Three generations of Chinese were born and became adults under a communist regime. They have been raised to believe there is no God, and that their heart’s loyalty should belong only to the party. How come so many young people are now turning to old Chinese religion?
The generation currently coming of age in China has done everything they should to become successful. As children, due to 30 years of China’s one child policy, the dreams of their parents and grandparents have been projected on them, and great sacrifices were made to give them the best education possible.
They have studied very hard, with long days at school and gruelling university entrance exams. They did what was expected of them and got their degrees, despite the chaos and mental challenges posed by a pandemic and three years of China’s zero Covid policy. The country opened back up and they were ready to roll, with dreams of good jobs, nice apartments, and a life which would offer them opportunities their parents never had.
But China’s economy is not recovering like expected and youth unemployment stands at 20%. That is before more than 11 million college graduates will start to look for jobs this summer. Communism’s substitute for religion has been to offer people upward social mobility. Prosperity was in reach for those who worked hard, and a college education was a ticket to a comfortable life. But the promises of the party are failing, and people are forced to turn to powers greater than the powers of the stock market.
Ancient religions are offering something people need under the current circumstances. Young people are flocking to Buddhist and Taoist temples to burn incense and call in the help of deities. They realise they need more than good grades, they need good luck and they think a bit of supernatural help may be just what you need to make it in such a tough job market.
On the one hand, it is perhaps encouraging to see that young people realise that a combination of their own effort and their party’s policies cannot produce the happiness they desire. They are willing to consider the supernatural despite being raised in atheism.
On the other hand, it shows that people are still looking at material prosperity as a way to bring them happiness. The supernatural for them is just a way to get material prosperity in the natural world. It is comparable to the way the prosperity gospel works for Christians in the West, offering wealth in exchange for Christian devotion, and tempts them to set their minds on earthly things.
Fortunately, young people turning to old religion is not the whole story. What you do not read about on most news sites, is that many in China keep turning to Christ, despite persecution. They have found a greater treasure than a good job and a financially secure future. The blessings they received no party can provide.

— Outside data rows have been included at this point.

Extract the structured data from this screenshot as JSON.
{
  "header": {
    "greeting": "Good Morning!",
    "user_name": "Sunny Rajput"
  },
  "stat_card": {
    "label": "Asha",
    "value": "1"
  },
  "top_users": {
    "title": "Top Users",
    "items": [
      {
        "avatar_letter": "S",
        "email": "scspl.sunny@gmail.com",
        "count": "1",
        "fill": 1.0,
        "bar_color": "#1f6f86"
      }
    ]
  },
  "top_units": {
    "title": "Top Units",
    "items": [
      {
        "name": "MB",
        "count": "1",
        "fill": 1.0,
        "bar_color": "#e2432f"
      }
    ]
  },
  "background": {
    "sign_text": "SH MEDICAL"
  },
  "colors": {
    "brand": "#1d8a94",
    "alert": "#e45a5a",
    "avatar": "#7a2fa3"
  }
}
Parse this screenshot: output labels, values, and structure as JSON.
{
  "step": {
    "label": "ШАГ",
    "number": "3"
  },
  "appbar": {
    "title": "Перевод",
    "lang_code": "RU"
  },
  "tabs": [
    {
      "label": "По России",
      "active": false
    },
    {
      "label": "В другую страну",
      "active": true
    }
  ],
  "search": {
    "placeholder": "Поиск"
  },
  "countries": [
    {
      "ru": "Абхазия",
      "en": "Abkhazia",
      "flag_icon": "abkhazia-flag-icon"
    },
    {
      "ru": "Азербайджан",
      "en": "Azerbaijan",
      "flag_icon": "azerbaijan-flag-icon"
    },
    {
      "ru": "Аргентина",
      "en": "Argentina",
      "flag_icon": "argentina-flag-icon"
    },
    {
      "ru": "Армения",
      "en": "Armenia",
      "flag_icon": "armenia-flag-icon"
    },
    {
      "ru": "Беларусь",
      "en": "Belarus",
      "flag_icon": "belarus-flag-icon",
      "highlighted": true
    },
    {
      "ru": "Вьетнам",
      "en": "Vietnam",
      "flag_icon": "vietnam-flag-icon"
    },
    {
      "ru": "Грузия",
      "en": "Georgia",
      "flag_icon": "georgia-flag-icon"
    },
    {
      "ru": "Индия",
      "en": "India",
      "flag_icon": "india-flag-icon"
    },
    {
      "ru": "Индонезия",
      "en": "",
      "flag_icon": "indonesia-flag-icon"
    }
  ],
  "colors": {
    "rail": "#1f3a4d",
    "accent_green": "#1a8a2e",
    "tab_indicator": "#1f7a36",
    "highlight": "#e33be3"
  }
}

We rejoice along with the angels for every Chinese that joins the body of Christ and pray many of China’s desperate youngsters will likewise find in Jesus more than what they are looking for.